Bacteria Sacrifice Themselves For The Community

Researchers at Rensselaer Polytechnic Institute have discovered that large clusters Pseudomonas aeruginosa send out anti-respiration signals to members of the cluster to induce suicide.  The dead bacteria then become part of the bacteria’s notoriously tricky antibiotic defense system – its biofilm.  While industrial researchers have found that bacterial biofilms have potential as coatings for boats (to decrease fiction moving through the water),  the biofilms cause infections to better resist treatment and increase the odds of patient relapse.   This bacteria often hits patients hospitalized for an extended time hardest (called nosocomial infection) and also causes infection in particularly moist environments lung and urinary tracts.   By understanding the cell suicide mechanism and the chemical responsible for causing it and the resulting biofilm, the hope is that new treatments can be developed to better fight the infection.  How might biofilms be actually helpful (where are slick, robust surfaces important)?

Why Should I Write Outside Class?

Georgetown Univ. computer science professor Cal Newport has written numerous books on how to excel academically – from becoming a straight A student with less effort (he did, at the competitive Ivy League school, Dartmouth), to creating your own successful career (he does, by teaching at Georgetown). One of Prof. Newport’s recommendations bears repeating: “Write outside class”. No matter what your area of study or employment after graduation, you will be well served by being able to write clearly and quickly. Newport suggests spending time writing outside class and this bears repeating and amplification. Whether it be career-focused writing (regular resume revisions, cover letters), blogging about a topic of interest, keeping a journal, or actually writing freelance articles, you will benefit. Writing is difficult, can take years to develop proficiency and is undervalued in school relative to its importance in the workforce.
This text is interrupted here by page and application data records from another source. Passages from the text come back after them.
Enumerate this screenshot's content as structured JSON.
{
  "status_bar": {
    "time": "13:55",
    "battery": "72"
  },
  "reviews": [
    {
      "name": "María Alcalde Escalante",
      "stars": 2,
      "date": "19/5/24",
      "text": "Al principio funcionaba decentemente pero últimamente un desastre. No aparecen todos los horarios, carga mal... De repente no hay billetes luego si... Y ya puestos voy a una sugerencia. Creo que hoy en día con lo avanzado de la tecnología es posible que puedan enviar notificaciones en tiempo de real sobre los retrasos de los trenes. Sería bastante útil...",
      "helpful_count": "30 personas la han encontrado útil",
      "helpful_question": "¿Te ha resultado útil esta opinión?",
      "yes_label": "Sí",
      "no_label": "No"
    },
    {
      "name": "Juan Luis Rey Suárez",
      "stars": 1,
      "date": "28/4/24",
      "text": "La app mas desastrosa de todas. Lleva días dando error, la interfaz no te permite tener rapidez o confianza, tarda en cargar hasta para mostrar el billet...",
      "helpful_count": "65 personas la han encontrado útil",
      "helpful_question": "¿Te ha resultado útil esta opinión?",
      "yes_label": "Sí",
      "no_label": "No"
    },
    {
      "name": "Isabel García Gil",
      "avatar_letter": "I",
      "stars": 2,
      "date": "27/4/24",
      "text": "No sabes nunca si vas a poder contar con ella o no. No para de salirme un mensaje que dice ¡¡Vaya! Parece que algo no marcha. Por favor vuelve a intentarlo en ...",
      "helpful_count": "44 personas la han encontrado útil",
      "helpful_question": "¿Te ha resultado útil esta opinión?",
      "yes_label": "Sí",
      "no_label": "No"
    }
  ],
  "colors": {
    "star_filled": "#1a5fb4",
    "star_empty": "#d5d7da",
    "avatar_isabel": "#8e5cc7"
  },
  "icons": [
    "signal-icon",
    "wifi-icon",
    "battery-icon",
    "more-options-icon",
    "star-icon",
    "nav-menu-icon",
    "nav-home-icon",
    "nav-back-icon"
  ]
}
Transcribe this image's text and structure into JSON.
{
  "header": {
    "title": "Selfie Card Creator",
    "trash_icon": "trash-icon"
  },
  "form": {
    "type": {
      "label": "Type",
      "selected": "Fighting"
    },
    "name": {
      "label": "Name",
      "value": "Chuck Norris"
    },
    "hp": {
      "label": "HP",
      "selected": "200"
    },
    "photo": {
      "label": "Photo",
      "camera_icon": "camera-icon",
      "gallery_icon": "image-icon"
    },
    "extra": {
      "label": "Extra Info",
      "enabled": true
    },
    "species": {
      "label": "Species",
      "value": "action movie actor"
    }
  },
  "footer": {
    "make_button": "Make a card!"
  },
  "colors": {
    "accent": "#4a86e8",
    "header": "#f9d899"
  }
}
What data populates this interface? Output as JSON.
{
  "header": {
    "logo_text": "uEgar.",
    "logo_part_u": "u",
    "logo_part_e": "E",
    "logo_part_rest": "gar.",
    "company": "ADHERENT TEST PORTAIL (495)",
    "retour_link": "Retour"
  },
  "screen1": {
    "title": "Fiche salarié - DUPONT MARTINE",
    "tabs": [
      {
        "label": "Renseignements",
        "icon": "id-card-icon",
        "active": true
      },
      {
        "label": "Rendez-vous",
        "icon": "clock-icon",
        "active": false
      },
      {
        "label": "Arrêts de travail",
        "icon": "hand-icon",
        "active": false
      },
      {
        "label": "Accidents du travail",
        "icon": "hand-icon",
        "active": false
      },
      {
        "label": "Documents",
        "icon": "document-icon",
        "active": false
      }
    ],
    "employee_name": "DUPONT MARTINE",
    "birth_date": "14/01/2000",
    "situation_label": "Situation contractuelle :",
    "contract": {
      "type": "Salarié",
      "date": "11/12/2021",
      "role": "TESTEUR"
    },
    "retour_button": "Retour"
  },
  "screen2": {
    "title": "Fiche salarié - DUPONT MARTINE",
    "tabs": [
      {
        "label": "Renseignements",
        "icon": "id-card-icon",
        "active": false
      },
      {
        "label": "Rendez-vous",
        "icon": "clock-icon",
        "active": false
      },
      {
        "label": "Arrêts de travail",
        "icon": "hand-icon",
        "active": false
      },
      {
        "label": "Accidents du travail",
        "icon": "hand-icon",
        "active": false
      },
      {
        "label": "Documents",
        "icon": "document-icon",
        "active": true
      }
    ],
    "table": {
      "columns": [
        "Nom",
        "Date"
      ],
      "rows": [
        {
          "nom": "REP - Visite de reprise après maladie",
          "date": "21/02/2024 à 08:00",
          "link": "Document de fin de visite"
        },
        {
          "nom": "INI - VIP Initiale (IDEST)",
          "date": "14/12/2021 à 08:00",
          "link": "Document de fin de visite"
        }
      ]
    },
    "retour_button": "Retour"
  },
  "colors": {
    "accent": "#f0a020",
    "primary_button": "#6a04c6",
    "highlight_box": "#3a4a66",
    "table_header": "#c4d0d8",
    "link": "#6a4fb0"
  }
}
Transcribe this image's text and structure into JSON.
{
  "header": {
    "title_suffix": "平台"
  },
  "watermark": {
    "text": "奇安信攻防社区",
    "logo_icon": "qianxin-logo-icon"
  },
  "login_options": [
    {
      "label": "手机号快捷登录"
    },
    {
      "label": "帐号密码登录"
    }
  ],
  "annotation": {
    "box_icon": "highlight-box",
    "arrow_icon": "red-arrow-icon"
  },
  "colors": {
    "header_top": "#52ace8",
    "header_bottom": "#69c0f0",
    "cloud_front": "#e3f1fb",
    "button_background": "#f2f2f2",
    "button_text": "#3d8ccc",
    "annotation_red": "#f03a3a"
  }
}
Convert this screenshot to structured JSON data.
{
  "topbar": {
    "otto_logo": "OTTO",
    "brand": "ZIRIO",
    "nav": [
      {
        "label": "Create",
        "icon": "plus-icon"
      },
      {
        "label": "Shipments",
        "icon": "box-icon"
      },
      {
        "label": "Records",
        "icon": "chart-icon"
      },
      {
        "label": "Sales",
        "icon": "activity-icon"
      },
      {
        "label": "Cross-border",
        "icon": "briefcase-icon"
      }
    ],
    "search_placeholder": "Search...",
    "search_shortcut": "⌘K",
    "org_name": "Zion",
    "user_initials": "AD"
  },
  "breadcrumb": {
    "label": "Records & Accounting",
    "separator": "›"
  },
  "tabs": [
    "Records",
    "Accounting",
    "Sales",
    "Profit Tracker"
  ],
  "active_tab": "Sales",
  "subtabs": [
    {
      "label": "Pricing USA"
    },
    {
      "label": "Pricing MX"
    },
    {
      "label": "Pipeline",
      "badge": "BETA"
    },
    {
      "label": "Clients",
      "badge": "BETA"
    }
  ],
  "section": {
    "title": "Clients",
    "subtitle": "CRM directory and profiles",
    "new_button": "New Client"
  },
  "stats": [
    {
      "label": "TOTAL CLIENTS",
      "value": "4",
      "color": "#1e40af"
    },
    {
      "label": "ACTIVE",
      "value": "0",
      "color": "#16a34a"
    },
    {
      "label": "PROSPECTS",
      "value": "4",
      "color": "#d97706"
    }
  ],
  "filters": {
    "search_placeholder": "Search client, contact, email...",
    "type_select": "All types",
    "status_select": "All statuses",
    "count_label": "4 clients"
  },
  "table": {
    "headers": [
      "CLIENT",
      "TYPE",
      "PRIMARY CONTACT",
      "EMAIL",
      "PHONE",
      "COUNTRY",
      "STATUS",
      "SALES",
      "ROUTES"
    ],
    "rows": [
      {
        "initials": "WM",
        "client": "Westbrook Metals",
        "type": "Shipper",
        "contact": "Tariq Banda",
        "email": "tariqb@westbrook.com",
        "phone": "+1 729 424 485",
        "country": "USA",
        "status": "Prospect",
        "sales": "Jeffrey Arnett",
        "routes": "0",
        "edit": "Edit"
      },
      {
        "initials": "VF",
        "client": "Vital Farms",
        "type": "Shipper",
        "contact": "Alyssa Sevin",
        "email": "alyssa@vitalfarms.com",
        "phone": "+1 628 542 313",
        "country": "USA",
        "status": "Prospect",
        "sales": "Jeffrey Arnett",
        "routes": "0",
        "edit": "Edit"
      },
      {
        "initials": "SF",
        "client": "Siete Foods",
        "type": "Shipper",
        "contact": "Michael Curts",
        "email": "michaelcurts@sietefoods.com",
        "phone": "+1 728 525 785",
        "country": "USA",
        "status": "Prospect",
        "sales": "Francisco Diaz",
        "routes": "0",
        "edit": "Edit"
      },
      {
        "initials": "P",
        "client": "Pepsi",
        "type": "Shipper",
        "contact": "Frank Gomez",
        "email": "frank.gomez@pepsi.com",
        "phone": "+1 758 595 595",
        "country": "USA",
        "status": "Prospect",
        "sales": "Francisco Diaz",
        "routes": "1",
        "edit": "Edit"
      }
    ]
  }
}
Students may be able to learn how to use a computer in a few weeks, but learning to write well is to develop a craft that cannot occur in weeks or months. What is holding you back in your writing?